Task input -
——————
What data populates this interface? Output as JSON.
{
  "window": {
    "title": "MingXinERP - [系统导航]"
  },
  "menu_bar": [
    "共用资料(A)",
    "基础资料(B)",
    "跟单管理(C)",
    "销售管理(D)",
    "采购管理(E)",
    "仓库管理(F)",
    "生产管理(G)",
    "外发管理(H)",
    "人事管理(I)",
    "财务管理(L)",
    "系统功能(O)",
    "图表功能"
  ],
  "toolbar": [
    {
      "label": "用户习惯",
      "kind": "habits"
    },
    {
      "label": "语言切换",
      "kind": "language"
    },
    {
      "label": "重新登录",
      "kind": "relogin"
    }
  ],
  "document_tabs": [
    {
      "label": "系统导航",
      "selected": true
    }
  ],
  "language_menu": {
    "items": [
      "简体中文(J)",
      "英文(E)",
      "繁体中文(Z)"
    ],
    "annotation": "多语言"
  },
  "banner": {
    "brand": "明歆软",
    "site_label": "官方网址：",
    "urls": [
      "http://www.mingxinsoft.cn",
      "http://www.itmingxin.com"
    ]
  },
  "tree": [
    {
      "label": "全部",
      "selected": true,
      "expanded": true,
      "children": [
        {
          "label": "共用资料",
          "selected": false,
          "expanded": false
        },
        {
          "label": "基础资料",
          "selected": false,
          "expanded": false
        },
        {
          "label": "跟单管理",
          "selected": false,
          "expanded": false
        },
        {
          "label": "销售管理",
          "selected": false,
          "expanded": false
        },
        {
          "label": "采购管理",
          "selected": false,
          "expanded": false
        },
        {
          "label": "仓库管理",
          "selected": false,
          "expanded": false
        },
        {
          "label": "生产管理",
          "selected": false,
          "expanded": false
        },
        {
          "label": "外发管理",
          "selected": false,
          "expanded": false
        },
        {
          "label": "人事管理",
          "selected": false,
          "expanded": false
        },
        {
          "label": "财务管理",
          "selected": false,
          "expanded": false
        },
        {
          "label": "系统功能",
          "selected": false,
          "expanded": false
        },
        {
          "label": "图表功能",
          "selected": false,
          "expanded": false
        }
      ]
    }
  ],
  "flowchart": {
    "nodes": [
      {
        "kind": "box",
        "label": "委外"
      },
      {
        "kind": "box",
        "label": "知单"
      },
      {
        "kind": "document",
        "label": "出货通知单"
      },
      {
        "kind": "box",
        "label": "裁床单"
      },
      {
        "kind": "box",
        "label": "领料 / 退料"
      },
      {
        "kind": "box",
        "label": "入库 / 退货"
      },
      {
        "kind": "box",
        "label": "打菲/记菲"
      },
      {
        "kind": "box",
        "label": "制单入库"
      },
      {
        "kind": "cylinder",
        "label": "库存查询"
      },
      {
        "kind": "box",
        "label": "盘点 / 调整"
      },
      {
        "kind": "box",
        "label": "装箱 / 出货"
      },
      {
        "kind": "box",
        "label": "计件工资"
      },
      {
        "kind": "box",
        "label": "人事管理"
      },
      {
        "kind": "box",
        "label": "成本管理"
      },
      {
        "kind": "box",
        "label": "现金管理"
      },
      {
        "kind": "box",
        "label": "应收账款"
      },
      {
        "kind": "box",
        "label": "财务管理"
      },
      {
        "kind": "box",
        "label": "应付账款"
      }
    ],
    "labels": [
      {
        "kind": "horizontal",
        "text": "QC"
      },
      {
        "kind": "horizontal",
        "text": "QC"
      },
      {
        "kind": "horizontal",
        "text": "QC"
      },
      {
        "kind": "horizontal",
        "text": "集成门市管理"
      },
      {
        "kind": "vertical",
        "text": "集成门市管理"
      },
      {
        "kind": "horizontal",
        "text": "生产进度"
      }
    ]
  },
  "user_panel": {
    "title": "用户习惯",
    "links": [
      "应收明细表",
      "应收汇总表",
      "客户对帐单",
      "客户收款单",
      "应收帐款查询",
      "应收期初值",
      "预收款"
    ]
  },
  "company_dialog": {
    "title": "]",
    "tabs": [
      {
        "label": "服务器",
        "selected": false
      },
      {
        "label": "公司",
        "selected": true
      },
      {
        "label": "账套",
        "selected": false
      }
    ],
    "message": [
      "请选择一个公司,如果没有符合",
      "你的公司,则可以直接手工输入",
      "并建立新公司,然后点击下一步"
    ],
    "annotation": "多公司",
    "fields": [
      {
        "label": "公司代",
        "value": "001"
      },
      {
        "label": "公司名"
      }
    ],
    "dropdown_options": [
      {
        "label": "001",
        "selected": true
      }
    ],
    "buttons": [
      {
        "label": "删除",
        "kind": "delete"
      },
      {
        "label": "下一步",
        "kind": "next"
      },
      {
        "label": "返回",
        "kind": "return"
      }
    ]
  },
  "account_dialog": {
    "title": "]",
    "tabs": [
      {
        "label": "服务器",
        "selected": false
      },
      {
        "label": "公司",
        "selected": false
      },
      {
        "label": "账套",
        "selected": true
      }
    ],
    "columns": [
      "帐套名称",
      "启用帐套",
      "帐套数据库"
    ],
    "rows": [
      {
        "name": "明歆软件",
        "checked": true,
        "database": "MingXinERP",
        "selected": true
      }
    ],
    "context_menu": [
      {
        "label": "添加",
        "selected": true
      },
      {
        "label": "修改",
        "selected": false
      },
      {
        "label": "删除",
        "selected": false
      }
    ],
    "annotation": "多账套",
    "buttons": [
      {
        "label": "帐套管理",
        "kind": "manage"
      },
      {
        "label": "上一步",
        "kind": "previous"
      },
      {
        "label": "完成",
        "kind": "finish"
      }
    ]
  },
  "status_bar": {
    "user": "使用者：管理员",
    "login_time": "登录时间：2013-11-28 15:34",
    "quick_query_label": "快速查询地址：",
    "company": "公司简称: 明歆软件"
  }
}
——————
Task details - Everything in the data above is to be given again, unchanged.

Answer for the task -
What data populates this interface? Output as JSON.
{
  "window": {
    "title": "MingXinERP - [系统导航]"
  },
  "menu_bar": [
    "共用资料(A)",
    "基础资料(B)",
    "跟单管理(C)",
    "销售管理(D)",
    "采购管理(E)",
    "仓库管理(F)",
    "生产管理(G)",
    "外发管理(H)",
    "人事管理(I)",
    "财务管理(L)",
    "系统功能(O)",
    "图表功能"
  ],
  "toolbar": [
    {
      "label": "用户习惯",
      "kind": "habits"
    },
    {
      "label": "语言切换",
      "kind": "language"
    },
    {
      "label": "重新登录",
      "kind": "relogin"
    }
  ],
  "document_tabs": [
    {
      "label": "系统导航",
      "selected": true
    }
  ],
  "language_menu": {
    "items": [
      "简体中文(J)",
      "英文(E)",
      "繁体中文(Z)"
    ],
    "annotation": "多语言"
  },
  "banner": {
    "brand": "明歆软",
    "site_label": "官方网址：",
    "urls": [
      "http://www.mingxinsoft.cn",
      "http://www.itmingxin.com"
    ]
  },
  "tree": [
    {
      "label": "全部",
      "selected": true,
      "expanded": true,
      "children": [
        {
          "label": "共用资料",
          "selected": false,
          "expanded": false
        },
        {
          "label": "基础资料",
          "selected": false,
          "expanded": false
        },
        {
          "label": "跟单管理",
          "selected": false,
          "expanded": false
        },
        {
          "label": "销售管理",
          "selected": false,
          "expanded": false
        },
        {
          "label": "采购管理",
          "selected": false,
          "expanded": false
        },
        {
          "label": "仓库管理",
          "selected": false,
          "expanded": false
        },
        {
          "label": "生产管理",
          "selected": false,
          "expanded": false
        },
        {
          "label": "外发管理",
          "selected": false,
          "expanded": false
        },
        {
          "label": "人事管理",
          "selected": false,
          "expanded": false
        },
        {
          "label": "财务管理",
          "selected": false,
          "expanded": false
        },
        {
          "label": "系统功能",
          "selected": false,
          "expanded": false
        },
        {
          "label": "图表功能",
          "selected": false,
          "expanded": false
        }
      ]
    }
  ],
  "flowchart": {
    "nodes": [
      {
        "kind": "box",
        "label": "委外"
      },
      {
        "kind": "box",
        "label": "知单"
      },
      {
        "kind": "document",
        "label": "出货通知单"
      },
      {
        "kind": "box",
        "label": "裁床单"
      },
      {
        "kind": "box",
        "label": "领料 / 退料"
      },
      {
        "kind": "box",
        "label": "入库 / 退货"
      },
      {
        "kind": "box",
        "label": "打菲/记菲"
      },
      {
        "kind": "box",
        "label": "制单入库"
      },
      {
        "kind": "cylinder",
        "label": "库存查询"
      },
      {
        "kind": "box",
        "label": "盘点 / 调整"
      },
      {
        "kind": "box",
        "label": "装箱 / 出货"
      },
      {
        "kind": "box",
        "label": "计件工资"
      },
      {
        "kind": "box",
        "label": "人事管理"
      },
      {
        "kind": "box",
        "label": "成本管理"
      },
      {
        "kind": "box",
        "label": "现金管理"
      },
      {
        "kind": "box",
        "label": "应收账款"
      },
      {
        "kind": "box",
        "label": "财务管理"
      },
      {
        "kind": "box",
        "label": "应付账款"
      }
    ],
    "labels": [
      {
        "kind": "horizontal",
        "text": "QC"
      },
      {
        "kind": "horizontal",
        "text": "QC"
      },
      {
        "kind": "horizontal",
        "text": "QC"
      },
      {
        "kind": "horizontal",
        "text": "集成门市管理"
      },
      {
        "kind": "vertical",
        "text": "集成门市管理"
      },
      {
        "kind": "horizontal",
        "text": "生产进度"
      }
    ]
  },
  "user_panel": {
    "title": "用户习惯",
    "links": [
      "应收明细表",
      "应收汇总表",
      "客户对帐单",
      "客户收款单",
      "应收帐款查询",
      "应收期初值",
      "预收款"
    ]
  },
  "company_dialog": {
    "title": "]",
    "tabs": [
      {
        "label": "服务器",
        "selected": false
      },
      {
        "label": "公司",
        "selected": true
      },
      {
        "label": "账套",
        "selected": false
      }
    ],
    "message": [
      "请选择一个公司,如果没有符合",
      "你的公司,则可以直接手工输入",
      "并建立新公司,然后点击下一步"
    ],
    "annotation": "多公司",
    "fields": [
      {
        "label": "公司代",
        "value": "001"
      },
      {
        "label": "公司名"
      }
    ],
    "dropdown_options": [
      {
        "label": "001",
        "selected": true
      }
    ],
    "buttons": [
      {
        "label": "删除",
        "kind": "delete"
      },
      {
        "label": "下一步",
        "kind": "next"
      },
      {
        "label": "返回",
        "kind": "return"
      }
    ]
  },
  "account_dialog": {
    "title": "]",
    "tabs": [
      {
        "label": "服务器",
        "selected": false
      },
      {
        "label": "公司",
        "selected": false
      },
      {
        "label": "账套",
        "selected": true
      }
    ],
    "columns": [
      "帐套名称",
      "启用帐套",
      "帐套数据库"
    ],
    "rows": [
      {
        "name": "明歆软件",
        "checked": true,
        "database": "MingXinERP",
        "selected": true
      }
    ],
    "context_menu": [
      {
        "label": "添加",
        "selected": true
      },
      {
        "label": "修改",
        "selected": false
      },
      {
        "label": "删除",
        "selected": false
      }
    ],
    "annotation": "多账套",
    "buttons": [
      {
        "label": "帐套管理",
        "kind": "manage"
      },
      {
        "label": "上一步",
        "kind": "previous"
      },
      {
        "label": "完成",
        "kind": "finish"
      }
    ]
  },
  "status_bar": {
    "user": "使用者：管理员",
    "login_time": "登录时间：2013-11-28 15:34",
    "quick_query_label": "快速查询地址：",
    "company": "公司简称: 明歆软件"
  }
}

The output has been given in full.